[Opening Provided information section]
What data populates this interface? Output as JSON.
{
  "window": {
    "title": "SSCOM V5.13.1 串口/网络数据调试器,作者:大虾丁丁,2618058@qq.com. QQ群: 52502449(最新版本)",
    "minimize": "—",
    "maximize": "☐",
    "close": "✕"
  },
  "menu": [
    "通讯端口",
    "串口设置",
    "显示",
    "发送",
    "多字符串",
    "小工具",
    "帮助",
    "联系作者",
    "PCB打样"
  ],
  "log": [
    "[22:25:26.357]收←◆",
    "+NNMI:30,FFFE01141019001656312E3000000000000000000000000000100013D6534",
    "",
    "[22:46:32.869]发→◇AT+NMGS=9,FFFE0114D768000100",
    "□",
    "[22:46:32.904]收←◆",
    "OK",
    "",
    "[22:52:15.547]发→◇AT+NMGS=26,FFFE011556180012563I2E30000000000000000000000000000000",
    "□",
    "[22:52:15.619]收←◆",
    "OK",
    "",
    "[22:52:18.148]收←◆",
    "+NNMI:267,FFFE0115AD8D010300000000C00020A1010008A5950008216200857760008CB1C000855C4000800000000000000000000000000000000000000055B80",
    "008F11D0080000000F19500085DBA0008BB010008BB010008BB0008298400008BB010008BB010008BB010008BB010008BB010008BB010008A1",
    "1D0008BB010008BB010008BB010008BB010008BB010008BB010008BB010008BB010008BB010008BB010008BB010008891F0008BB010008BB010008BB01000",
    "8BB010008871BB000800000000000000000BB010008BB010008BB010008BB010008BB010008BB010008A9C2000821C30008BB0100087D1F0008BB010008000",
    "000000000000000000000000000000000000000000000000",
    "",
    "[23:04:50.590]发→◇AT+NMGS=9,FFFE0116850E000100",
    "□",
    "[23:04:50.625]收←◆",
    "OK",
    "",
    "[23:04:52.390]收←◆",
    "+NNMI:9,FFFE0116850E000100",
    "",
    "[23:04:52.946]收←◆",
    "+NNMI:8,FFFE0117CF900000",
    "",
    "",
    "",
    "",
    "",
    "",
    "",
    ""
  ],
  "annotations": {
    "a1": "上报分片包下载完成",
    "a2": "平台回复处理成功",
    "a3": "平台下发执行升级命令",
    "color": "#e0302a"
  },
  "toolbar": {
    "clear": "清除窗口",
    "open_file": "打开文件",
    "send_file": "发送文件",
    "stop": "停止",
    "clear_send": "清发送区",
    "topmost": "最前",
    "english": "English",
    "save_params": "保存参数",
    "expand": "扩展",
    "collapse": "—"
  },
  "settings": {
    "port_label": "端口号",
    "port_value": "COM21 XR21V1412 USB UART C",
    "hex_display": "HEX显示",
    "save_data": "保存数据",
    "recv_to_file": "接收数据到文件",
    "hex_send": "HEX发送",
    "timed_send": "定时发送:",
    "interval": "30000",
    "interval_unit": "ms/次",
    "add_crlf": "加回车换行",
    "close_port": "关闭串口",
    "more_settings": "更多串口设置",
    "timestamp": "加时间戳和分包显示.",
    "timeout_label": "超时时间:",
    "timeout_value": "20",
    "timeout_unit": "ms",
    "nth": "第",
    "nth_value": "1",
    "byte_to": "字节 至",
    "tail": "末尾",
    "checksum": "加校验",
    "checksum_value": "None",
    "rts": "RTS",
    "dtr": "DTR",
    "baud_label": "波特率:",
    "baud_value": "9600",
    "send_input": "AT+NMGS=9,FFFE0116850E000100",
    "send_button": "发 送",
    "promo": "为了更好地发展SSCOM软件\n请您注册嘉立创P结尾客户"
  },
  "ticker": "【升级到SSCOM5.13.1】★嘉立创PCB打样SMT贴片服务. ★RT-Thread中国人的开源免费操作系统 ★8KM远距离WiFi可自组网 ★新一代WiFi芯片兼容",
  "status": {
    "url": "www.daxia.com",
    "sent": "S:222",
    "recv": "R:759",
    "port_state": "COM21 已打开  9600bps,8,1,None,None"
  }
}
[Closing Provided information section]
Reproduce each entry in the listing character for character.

Solution to the problem >>
What data populates this interface? Output as JSON.
{
  "window": {
    "title": "SSCOM V5.13.1 串口/网络数据调试器,作者:大虾丁丁,2618058@qq.com. QQ群: 52502449(最新版本)",
    "minimize": "—",
    "maximize": "☐",
    "close": "✕"
  },
  "menu": [
    "通讯端口",
    "串口设置",
    "显示",
    "发送",
    "多字符串",
    "小工具",
    "帮助",
    "联系作者",
    "PCB打样"
  ],
  "log": [
    "[22:25:26.357]收←◆",
    "+NNMI:30,FFFE01141019001656312E3000000000000000000000000000100013D6534",
    "",
    "[22:46:32.869]发→◇AT+NMGS=9,FFFE0114D768000100",
    "□",
    "[22:46:32.904]收←◆",
    "OK",
    "",
    "[22:52:15.547]发→◇AT+NMGS=26,FFFE011556180012563I2E30000000000000000000000000000000",
    "□",
    "[22:52:15.619]收←◆",
    "OK",
    "",
    "[22:52:18.148]收←◆",
    "+NNMI:267,FFFE0115AD8D010300000000C00020A1010008A5950008216200857760008CB1C000855C4000800000000000000000000000000000000000000055B80",
    "008F11D0080000000F19500085DBA0008BB010008BB010008BB0008298400008BB010008BB010008BB010008BB010008BB010008BB010008A1",
    "1D0008BB010008BB010008BB010008BB010008BB010008BB010008BB010008BB010008BB010008BB010008BB010008891F0008BB010008BB010008BB01000",
    "8BB010008871BB000800000000000000000BB010008BB010008BB010008BB010008BB010008BB010008A9C2000821C30008BB0100087D1F0008BB010008000",
    "000000000000000000000000000000000000000000000000",
    "",
    "[23:04:50.590]发→◇AT+NMGS=9,FFFE0116850E000100",
    "□",
    "[23:04:50.625]收←◆",
    "OK",
    "",
    "[23:04:52.390]收←◆",
    "+NNMI:9,FFFE0116850E000100",
    "",
    "[23:04:52.946]收←◆",
    "+NNMI:8,FFFE0117CF900000",
    "",
    "",
    "",
    "",
    "",
    "",
    "",
    ""
  ],
  "annotations": {
    "a1": "上报分片包下载完成",
    "a2": "平台回复处理成功",
    "a3": "平台下发执行升级命令",
    "color": "#e0302a"
  },
  "toolbar": {
    "clear": "清除窗口",
    "open_file": "打开文件",
    "send_file": "发送文件",
    "stop": "停止",
    "clear_send": "清发送区",
    "topmost": "最前",
    "english": "English",
    "save_params": "保存参数",
    "expand": "扩展",
    "collapse": "—"
  },
  "settings": {
    "port_label": "端口号",
    "port_value": "COM21 XR21V1412 USB UART C",
    "hex_display": "HEX显示",
    "save_data": "保存数据",
    "recv_to_file": "接收数据到文件",
    "hex_send": "HEX发送",
    "timed_send": "定时发送:",
    "interval": "30000",
    "interval_unit": "ms/次",
    "add_crlf": "加回车换行",
    "close_port": "关闭串口",
    "more_settings": "更多串口设置",
    "timestamp": "加时间戳和分包显示.",
    "timeout_label": "超时时间:",
    "timeout_value": "20",
    "timeout_unit": "ms",
    "nth": "第",
    "nth_value": "1",
    "byte_to": "字节 至",
    "tail": "末尾",
    "checksum": "加校验",
    "checksum_value": "None",
    "rts": "RTS",
    "dtr": "DTR",
    "baud_label": "波特率:",
    "baud_value": "9600",
    "send_input": "AT+NMGS=9,FFFE0116850E000100",
    "send_button": "发 送",
    "promo": "为了更好地发展SSCOM软件\n请您注册嘉立创P结尾客户"
  },
  "ticker": "【升级到SSCOM5.13.1】★嘉立创PCB打样SMT贴片服务. ★RT-Thread中国人的开源免费操作系统 ★8KM远距离WiFi可自组网 ★新一代WiFi芯片兼容",
  "status": {
    "url": "www.daxia.com",
    "sent": "S:222",
    "recv": "R:759",
    "port_state": "COM21 已打开  9600bps,8,1,None,None"
  }
}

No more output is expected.